**Task prompt:**
A picture-free, exact copy of all the records below is the goal.

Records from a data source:
----
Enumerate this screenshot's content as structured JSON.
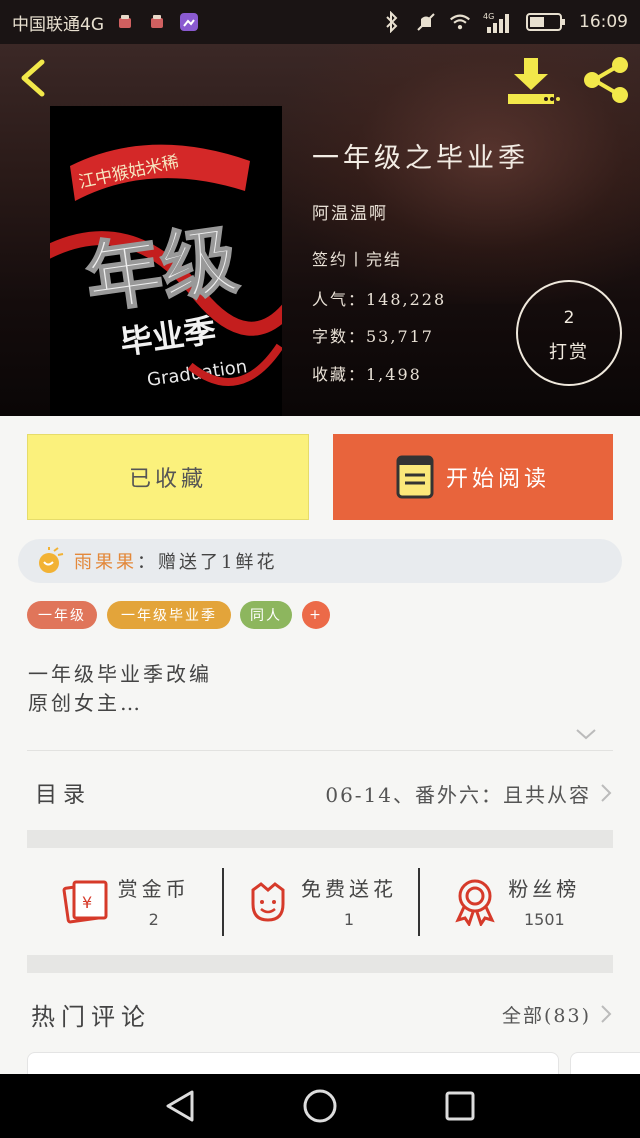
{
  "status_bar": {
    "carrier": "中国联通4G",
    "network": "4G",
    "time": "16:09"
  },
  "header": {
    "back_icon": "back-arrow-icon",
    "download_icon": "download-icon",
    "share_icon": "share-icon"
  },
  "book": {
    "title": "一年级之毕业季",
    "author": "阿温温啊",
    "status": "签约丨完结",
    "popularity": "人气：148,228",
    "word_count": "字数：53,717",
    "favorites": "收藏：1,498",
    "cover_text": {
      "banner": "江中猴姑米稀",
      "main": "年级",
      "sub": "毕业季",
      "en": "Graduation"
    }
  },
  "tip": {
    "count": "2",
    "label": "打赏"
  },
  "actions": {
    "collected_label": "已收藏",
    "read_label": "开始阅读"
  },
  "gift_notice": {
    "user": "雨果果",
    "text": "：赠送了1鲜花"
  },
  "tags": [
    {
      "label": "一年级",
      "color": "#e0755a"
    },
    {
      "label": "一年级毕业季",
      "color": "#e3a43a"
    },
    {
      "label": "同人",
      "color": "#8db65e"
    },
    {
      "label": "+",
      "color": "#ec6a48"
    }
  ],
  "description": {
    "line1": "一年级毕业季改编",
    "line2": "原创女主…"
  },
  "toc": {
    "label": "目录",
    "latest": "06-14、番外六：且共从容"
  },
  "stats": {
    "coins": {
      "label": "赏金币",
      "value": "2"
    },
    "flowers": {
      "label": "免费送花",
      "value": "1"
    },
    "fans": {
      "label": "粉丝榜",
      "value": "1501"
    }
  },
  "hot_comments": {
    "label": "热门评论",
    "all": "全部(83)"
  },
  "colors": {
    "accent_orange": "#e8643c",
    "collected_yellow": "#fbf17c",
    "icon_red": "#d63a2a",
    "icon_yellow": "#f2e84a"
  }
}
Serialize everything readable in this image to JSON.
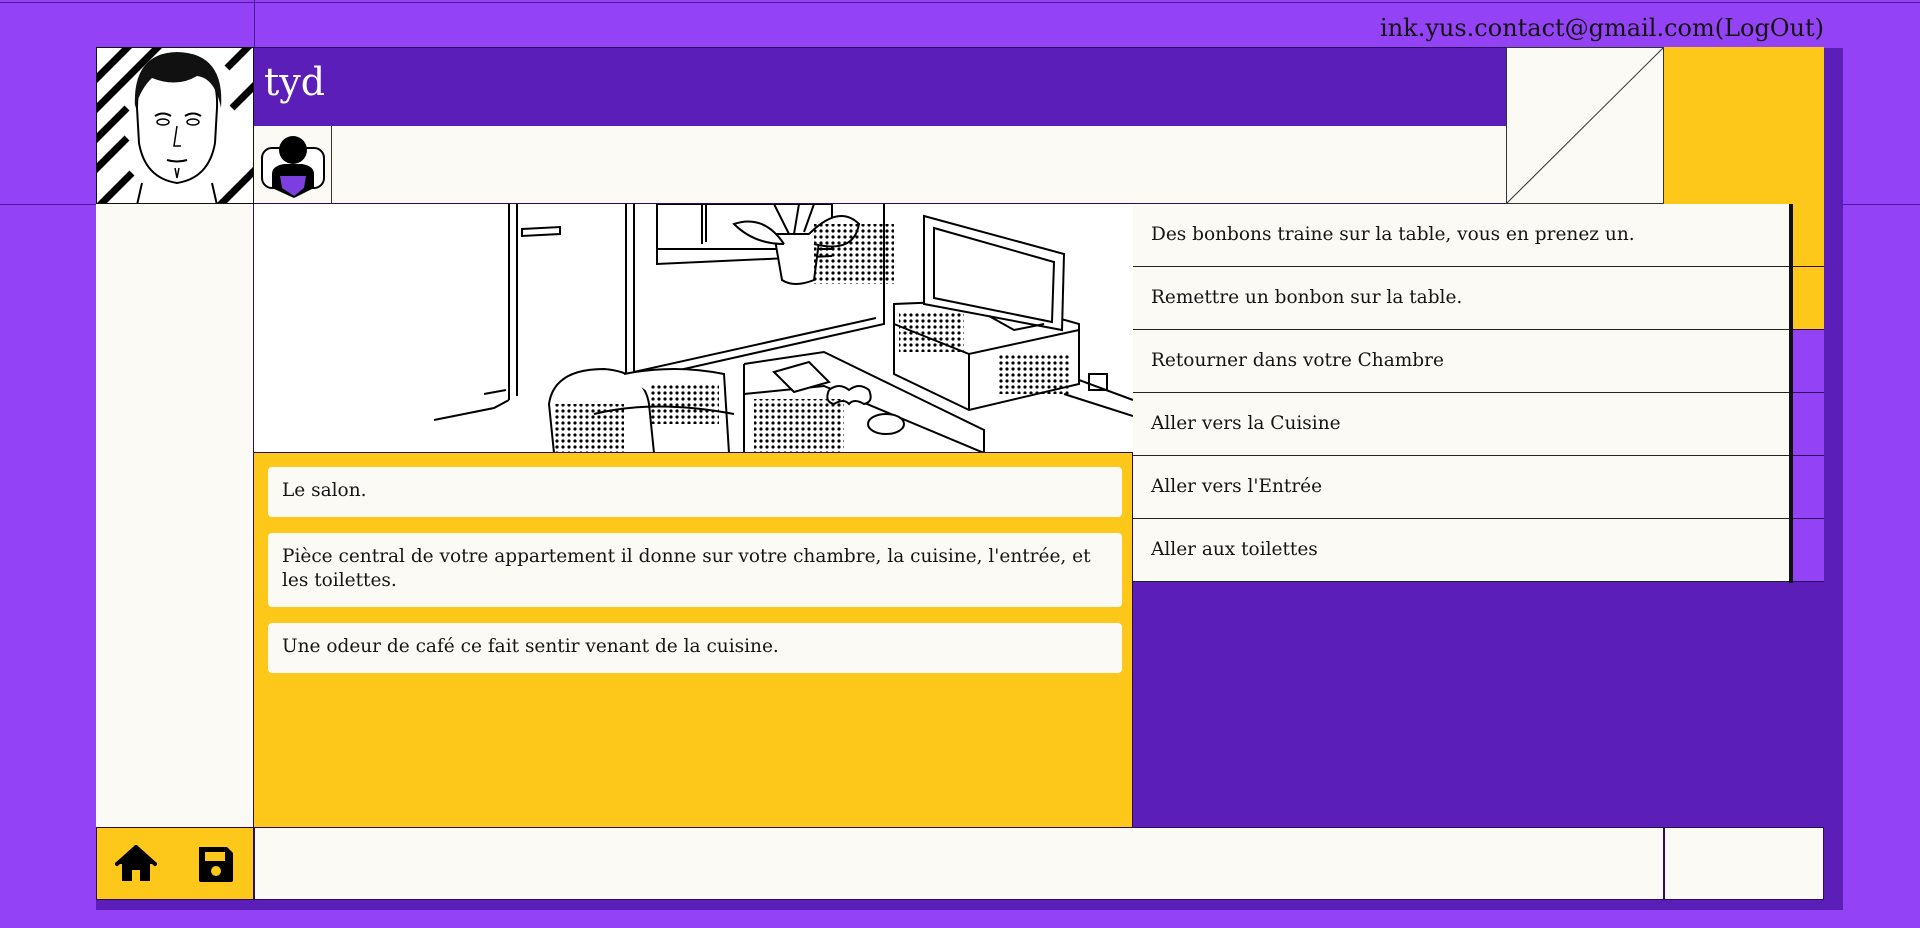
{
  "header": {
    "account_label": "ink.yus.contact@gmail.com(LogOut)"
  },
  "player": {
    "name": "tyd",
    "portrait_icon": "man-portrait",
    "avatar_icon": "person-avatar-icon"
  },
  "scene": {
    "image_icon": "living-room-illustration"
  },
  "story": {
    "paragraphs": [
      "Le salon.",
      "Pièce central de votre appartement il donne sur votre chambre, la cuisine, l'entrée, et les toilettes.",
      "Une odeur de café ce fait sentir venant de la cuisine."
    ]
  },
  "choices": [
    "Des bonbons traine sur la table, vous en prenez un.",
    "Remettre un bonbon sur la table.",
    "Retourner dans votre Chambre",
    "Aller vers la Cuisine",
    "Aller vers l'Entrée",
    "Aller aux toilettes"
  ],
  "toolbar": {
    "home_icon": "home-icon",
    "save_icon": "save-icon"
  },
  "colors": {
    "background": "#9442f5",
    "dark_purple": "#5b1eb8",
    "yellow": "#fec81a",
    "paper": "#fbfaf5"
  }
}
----
**Exercise response:**
Enumerate this screenshot's content as structured JSON.
{
  "status_bar": {
    "carrier": "中国联通4G",
    "network": "4G",
    "time": "16:09"
  },
  "header": {
    "back_icon": "back-arrow-icon",
    "download_icon": "download-icon",
    "share_icon": "share-icon"
  },
  "book": {
    "title": "一年级之毕业季",
    "author": "阿温温啊",
    "status": "签约丨完结",
    "popularity": "人气：148,228",
    "word_count": "字数：53,717",
    "favorites": "收藏：1,498",
    "cover_text": {
      "banner": "江中猴姑米稀",
      "main": "年级",
      "sub": "毕业季",
      "en": "Graduation"
    }
  },
  "tip": {
    "count": "2",
    "label": "打赏"
  },
  "actions": {
    "collected_label": "已收藏",
    "read_label": "开始阅读"
  },
  "gift_notice": {
    "user": "雨果果",
    "text": "：赠送了1鲜花"
  },
  "tags": [
    {
      "label": "一年级",
      "color": "#e0755a"
    },
    {
      "label": "一年级毕业季",
      "color": "#e3a43a"
    },
    {
      "label": "同人",
      "color": "#8db65e"
    },
    {
      "label": "+",
      "color": "#ec6a48"
    }
  ],
  "description": {
    "line1": "一年级毕业季改编",
    "line2": "原创女主…"
  },
  "toc": {
    "label": "目录",
    "latest": "06-14、番外六：且共从容"
  },
  "stats": {
    "coins": {
      "label": "赏金币",
      "value": "2"
    },
    "flowers": {
      "label": "免费送花",
      "value": "1"
    },
    "fans": {
      "label": "粉丝榜",
      "value": "1501"
    }
  },
  "hot_comments": {
    "label": "热门评论",
    "all": "全部(83)"
  },
  "colors": {
    "accent_orange": "#e8643c",
    "collected_yellow": "#fbf17c",
    "icon_red": "#d63a2a",
    "icon_yellow": "#f2e84a"
  }
}
Serialize everything readable in this image to JSON.
{
  "header": {
    "account_label": "ink.yus.contact@gmail.com(LogOut)"
  },
  "player": {
    "name": "tyd",
    "portrait_icon": "man-portrait",
    "avatar_icon": "person-avatar-icon"
  },
  "scene": {
    "image_icon": "living-room-illustration"
  },
  "story": {
    "paragraphs": [
      "Le salon.",
      "Pièce central de votre appartement il donne sur votre chambre, la cuisine, l'entrée, et les toilettes.",
      "Une odeur de café ce fait sentir venant de la cuisine."
    ]
  },
  "choices": [
    "Des bonbons traine sur la table, vous en prenez un.",
    "Remettre un bonbon sur la table.",
    "Retourner dans votre Chambre",
    "Aller vers la Cuisine",
    "Aller vers l'Entrée",
    "Aller aux toilettes"
  ],
  "toolbar": {
    "home_icon": "home-icon",
    "save_icon": "save-icon"
  },
  "colors": {
    "background": "#9442f5",
    "dark_purple": "#5b1eb8",
    "yellow": "#fec81a",
    "paper": "#fbfaf5"
  }
}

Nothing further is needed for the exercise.